Eric Berry, who was diagnosed with Hodgkin lymphoma last December, made his return to his home field, in front of his home fans, victorious over the cancer diagnosis that had threatened his career, and perhaps much more, just 10 months earlier.
By running out with his teammates during pre-game introductions, Berry — who was introduced last — delivered on a promise he made at the very end of a lengthy statement he released shortly after he took leave from the team late last season.
“I will be back!”
By making good on those words, Berry provided his team an emotional lift Thursday in spite of the end result: a 31-24 loss to the Denver Broncos.
“Listen, that’s a great story,” Chiefs coach Andy Reid said. “And most of all, I think it’s a big tribute to him and his family and just believing that he was going to get better.
“His primary doctor that took care of him, and the nurses and everybody else. I mean, there’s a lot of people that got affected. But most of all, it’s just great that he’s alive and that he can play. It’s a beautiful thing.”
What’s more, Berry appears to be taking on more of a workload. After playing on 48 of 77 possible defensive snaps in the Chiefs’ season-opening win over Houston, Berry played in 71 of 73 snaps against the Broncos.

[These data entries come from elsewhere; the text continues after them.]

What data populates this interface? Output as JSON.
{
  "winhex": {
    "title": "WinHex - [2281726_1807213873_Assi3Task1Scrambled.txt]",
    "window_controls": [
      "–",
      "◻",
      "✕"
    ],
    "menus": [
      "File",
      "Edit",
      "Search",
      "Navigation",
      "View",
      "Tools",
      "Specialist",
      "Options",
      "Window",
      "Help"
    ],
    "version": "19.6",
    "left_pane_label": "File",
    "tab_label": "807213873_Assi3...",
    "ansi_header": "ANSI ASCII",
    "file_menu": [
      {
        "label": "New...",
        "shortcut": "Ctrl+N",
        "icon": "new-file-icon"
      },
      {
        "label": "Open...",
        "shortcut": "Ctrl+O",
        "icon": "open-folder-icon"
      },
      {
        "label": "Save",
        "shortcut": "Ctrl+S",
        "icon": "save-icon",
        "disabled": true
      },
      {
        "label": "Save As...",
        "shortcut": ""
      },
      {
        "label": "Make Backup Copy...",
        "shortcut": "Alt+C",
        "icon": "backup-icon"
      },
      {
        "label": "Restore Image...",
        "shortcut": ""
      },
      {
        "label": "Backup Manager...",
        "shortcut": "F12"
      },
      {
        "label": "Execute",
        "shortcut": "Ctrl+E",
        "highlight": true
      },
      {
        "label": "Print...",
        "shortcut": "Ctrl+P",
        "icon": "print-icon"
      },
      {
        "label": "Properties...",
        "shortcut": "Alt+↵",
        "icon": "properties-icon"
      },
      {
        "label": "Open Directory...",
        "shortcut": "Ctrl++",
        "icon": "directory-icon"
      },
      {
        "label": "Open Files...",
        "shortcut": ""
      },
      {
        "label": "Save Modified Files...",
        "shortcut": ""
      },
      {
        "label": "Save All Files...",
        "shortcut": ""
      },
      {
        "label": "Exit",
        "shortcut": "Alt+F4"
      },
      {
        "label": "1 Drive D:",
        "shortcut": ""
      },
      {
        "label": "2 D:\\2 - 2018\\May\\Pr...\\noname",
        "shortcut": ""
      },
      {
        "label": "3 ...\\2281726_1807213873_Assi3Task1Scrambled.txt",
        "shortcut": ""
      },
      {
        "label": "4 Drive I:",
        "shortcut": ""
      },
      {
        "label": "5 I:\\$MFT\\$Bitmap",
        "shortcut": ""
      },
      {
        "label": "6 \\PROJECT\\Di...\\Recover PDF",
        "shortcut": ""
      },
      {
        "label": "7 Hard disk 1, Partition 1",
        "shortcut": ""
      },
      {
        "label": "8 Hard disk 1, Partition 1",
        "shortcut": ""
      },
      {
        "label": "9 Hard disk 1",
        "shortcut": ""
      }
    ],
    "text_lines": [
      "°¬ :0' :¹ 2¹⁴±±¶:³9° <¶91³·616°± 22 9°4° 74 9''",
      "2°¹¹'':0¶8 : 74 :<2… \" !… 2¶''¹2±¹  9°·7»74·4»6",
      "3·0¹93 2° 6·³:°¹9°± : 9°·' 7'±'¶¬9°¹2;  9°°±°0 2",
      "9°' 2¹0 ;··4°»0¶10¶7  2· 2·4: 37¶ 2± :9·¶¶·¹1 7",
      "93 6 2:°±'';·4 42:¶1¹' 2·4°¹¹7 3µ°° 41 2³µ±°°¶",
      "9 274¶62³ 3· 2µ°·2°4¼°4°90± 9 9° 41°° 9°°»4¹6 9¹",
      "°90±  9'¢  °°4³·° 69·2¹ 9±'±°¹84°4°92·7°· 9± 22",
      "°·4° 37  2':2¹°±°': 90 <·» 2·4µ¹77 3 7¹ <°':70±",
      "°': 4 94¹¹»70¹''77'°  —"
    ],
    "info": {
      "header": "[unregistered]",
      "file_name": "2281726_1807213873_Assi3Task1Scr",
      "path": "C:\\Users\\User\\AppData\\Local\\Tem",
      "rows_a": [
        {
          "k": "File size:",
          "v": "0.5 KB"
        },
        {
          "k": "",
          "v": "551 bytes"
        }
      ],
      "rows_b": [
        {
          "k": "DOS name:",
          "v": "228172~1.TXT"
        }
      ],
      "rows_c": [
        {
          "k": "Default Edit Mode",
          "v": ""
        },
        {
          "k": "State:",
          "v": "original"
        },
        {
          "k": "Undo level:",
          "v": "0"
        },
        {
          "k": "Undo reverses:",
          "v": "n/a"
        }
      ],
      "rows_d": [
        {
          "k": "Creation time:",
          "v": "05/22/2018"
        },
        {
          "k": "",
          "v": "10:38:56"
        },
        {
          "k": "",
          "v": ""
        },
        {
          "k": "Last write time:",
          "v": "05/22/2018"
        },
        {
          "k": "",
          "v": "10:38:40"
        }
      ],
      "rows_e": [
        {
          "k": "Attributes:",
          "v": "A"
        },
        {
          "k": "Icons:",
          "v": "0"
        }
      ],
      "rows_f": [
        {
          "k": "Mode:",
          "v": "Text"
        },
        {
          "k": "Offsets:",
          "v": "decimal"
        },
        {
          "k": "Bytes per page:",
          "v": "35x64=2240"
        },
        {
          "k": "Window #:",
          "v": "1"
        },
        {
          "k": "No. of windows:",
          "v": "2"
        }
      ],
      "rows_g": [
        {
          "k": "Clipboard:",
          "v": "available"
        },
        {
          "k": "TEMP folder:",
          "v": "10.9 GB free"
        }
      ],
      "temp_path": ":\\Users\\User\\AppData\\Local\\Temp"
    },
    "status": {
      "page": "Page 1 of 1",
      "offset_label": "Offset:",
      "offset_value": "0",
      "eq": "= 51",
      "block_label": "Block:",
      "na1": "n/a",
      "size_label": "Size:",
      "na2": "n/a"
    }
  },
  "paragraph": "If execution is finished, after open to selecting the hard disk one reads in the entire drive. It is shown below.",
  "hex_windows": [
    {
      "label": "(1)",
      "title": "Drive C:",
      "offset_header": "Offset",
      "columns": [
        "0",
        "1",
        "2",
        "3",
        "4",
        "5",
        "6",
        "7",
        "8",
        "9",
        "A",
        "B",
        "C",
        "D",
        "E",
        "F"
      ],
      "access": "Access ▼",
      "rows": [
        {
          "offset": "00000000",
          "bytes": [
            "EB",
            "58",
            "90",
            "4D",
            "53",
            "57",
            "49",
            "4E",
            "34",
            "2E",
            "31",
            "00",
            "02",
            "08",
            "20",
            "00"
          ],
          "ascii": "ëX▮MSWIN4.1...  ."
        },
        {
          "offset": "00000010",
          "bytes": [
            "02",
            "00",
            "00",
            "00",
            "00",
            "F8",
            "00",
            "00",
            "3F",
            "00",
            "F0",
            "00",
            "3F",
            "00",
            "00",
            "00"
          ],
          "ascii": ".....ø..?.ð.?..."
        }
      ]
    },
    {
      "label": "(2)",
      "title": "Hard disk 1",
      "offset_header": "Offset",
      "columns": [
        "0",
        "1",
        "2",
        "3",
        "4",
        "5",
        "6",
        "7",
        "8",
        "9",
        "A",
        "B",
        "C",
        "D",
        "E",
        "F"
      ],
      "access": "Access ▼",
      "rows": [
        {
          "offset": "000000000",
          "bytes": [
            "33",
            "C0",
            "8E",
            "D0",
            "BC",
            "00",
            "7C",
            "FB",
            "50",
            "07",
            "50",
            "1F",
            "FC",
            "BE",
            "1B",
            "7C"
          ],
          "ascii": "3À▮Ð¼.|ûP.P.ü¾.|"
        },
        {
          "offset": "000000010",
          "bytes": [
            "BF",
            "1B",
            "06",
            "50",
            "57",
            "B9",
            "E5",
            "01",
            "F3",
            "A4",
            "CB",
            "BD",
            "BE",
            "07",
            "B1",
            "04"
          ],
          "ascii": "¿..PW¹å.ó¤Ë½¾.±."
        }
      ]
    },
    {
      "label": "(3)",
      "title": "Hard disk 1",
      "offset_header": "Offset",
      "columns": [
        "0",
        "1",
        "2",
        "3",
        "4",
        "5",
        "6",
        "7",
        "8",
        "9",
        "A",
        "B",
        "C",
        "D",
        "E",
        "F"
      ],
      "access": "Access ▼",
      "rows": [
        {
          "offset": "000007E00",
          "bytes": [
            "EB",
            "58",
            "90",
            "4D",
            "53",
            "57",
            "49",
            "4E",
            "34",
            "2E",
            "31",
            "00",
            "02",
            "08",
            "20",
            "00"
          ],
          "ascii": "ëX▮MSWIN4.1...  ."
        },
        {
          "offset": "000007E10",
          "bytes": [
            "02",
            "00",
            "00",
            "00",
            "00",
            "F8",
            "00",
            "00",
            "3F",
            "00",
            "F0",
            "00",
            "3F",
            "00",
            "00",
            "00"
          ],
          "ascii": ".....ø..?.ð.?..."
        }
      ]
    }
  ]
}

Berry replaced safety Husain Abdullah — a starter last year — in the Chiefs’ base defense.
“He’s just been doing well,” Reid said of Berry. “He keeps getting better and better.”

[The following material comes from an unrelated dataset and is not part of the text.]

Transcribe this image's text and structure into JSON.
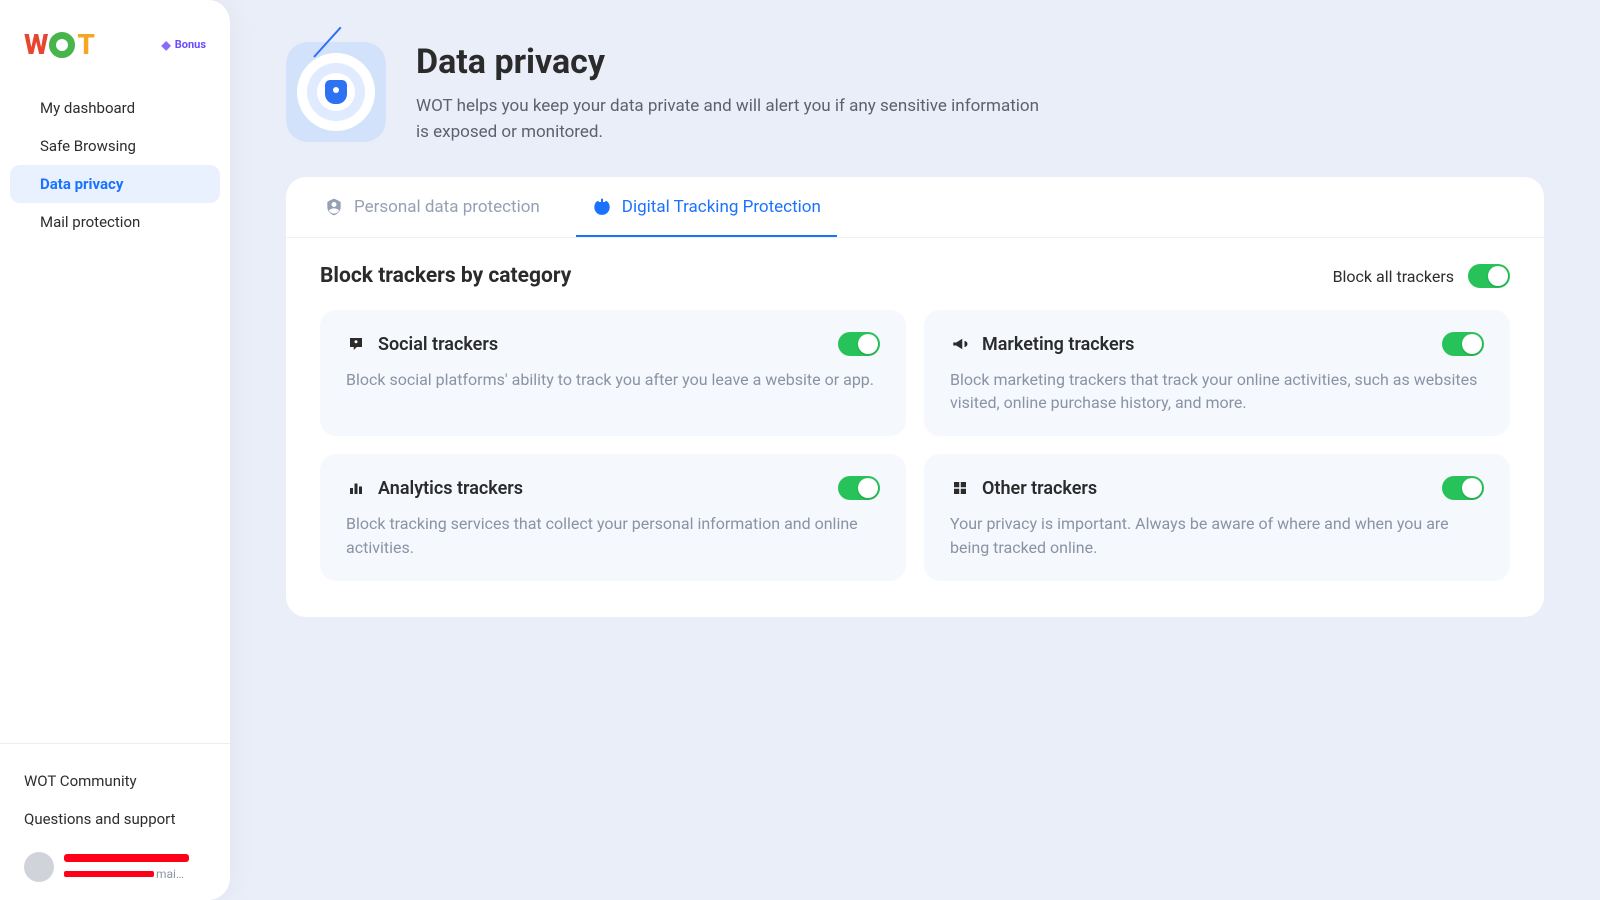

Reid said Berry, who finished with four tackles, is close to where he was physically before the illness.
“Yeah, I think he’s pretty close, I’d probably say he’s pretty close,” Reid said. “I haven’t seen where it’s not … maybe he wasn’t reading or his hips or something like that, but it looks like he’s got all of his stuff, he really does.”
That makes sense. Before the Chiefs allowed Berry, 26, to return to the practice field for training camp, they put him through rigorous strength testing. He shined, benching 275 pounds five times and squatting 325 pounds five times.
Much of that can be attributed to his work ethic. Berry continued to work out during his recovery, even as he was going through six rounds of energy-sapping chemotherapy.
After all that, how could Berry’s teammates not be fired up for him on Thursday? Or during the preseason, for that matter?
“I think that’s the way it’s been since he got back,” Reid said. “I just think that he’s stepped back in and hasn’t said much. He started off on special teams and he’s kind of worked his way through that and gotten himself back to where he can play.
“And we’re at it day in and day out, so I think the guys appreciate his effort and what it’s all about. I mean, what he had to go through to get where he’s at right now...”
Berry has indeed contributed on special teams, even serving as a corner — who is responsible for blocking one of the opponent’s gunners — in the Chiefs’ first two games. That kind of duty is considered to be dirty work, especially for a three-time Pro Bowler like Berry.
But, then again, Berry’s willingness to do it is consistent with who he is as a football player.
“I just want… if you’re a fan, if you’re not a fan, if you turn on the TV and you look at (number) 29 on the field, you can say, ‘That guy right there plays football how it’s supposed to be played,’” Berry said. “That’s all I want. That’s where I want to be at.”